Aim of the task
Please give the number of lines in the material below that contain "data", without further comment.

/---

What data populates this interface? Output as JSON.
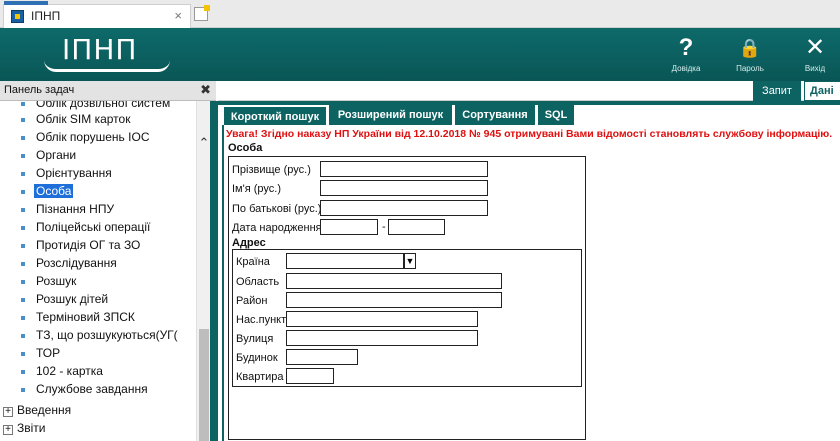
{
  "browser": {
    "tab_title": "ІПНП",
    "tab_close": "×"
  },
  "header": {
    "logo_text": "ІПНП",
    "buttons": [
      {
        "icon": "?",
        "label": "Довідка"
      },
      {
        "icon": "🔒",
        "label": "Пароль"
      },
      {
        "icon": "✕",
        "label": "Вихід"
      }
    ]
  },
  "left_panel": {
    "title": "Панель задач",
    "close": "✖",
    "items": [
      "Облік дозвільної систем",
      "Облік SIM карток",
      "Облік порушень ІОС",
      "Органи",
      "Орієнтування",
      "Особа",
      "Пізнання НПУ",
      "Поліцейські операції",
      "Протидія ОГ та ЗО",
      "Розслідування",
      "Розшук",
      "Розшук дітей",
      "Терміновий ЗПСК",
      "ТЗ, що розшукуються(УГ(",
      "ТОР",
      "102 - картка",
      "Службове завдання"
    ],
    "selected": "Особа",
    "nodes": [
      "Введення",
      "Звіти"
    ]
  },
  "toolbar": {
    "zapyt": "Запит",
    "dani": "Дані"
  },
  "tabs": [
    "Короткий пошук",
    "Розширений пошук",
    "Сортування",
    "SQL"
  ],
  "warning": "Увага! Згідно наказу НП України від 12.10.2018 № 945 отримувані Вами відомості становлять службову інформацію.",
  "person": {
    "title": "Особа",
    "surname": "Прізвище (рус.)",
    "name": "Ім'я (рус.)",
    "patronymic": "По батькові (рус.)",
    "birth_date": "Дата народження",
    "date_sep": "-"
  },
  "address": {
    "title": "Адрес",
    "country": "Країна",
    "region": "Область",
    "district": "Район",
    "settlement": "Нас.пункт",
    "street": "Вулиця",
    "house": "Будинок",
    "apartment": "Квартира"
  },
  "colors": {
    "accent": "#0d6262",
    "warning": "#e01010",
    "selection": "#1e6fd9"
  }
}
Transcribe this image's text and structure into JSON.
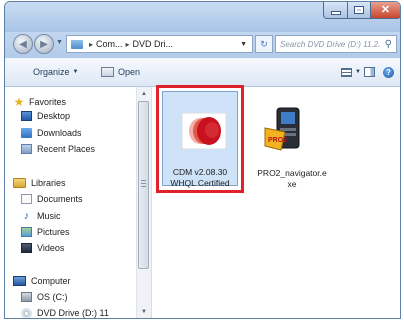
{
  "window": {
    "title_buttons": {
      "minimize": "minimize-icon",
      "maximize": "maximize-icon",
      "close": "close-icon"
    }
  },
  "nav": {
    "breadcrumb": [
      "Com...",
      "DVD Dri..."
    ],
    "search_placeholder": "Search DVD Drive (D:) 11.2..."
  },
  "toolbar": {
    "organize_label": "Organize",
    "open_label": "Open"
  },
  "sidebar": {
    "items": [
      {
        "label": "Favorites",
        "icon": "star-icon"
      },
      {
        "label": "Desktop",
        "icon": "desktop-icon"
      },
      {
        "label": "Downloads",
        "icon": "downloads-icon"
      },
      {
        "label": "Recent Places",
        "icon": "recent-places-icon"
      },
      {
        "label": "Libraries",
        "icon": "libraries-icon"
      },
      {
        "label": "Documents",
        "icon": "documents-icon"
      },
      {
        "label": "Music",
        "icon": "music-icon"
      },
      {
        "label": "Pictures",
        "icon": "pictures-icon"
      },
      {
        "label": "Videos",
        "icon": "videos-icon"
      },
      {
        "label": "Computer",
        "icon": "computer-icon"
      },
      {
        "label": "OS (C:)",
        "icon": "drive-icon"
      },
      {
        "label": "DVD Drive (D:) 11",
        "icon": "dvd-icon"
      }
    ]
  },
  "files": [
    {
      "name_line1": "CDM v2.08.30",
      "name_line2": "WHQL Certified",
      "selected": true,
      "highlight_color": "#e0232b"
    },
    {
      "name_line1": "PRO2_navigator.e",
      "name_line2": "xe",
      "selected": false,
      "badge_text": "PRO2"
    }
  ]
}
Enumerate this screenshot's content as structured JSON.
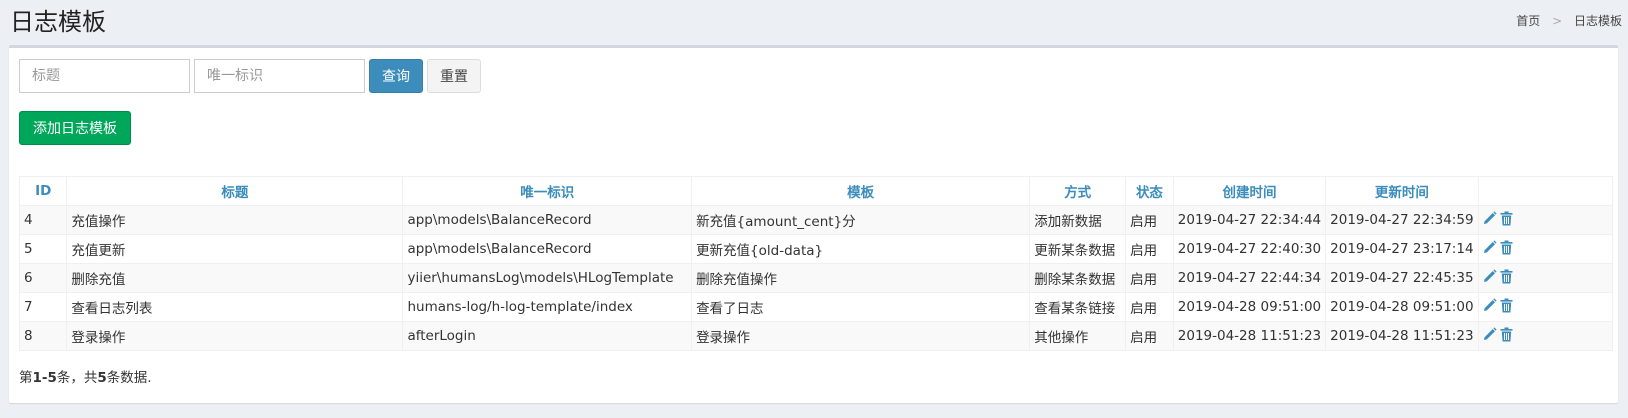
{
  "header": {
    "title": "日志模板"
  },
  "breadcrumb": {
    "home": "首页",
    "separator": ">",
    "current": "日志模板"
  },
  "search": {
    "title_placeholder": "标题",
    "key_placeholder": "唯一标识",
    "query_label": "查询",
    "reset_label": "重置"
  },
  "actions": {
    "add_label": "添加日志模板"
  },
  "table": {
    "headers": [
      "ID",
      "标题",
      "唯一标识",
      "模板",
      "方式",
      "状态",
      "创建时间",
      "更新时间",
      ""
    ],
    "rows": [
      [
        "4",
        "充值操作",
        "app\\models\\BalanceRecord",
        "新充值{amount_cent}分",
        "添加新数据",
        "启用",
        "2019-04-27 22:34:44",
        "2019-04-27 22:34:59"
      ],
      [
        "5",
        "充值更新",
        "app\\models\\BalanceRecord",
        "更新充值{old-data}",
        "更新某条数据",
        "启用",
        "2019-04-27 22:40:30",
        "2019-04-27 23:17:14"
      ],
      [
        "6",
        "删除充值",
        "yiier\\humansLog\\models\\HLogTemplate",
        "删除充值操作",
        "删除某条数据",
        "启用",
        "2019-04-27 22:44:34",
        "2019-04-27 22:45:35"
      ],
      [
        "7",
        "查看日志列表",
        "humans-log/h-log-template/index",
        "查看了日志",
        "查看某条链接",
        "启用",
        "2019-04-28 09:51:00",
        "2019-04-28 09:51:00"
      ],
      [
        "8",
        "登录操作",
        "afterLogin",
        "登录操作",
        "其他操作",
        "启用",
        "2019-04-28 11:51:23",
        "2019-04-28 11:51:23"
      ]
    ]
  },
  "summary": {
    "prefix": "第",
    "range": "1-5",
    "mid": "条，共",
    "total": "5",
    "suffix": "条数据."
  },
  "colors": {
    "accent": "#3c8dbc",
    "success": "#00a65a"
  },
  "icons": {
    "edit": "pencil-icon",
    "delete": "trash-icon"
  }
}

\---

Answer space
2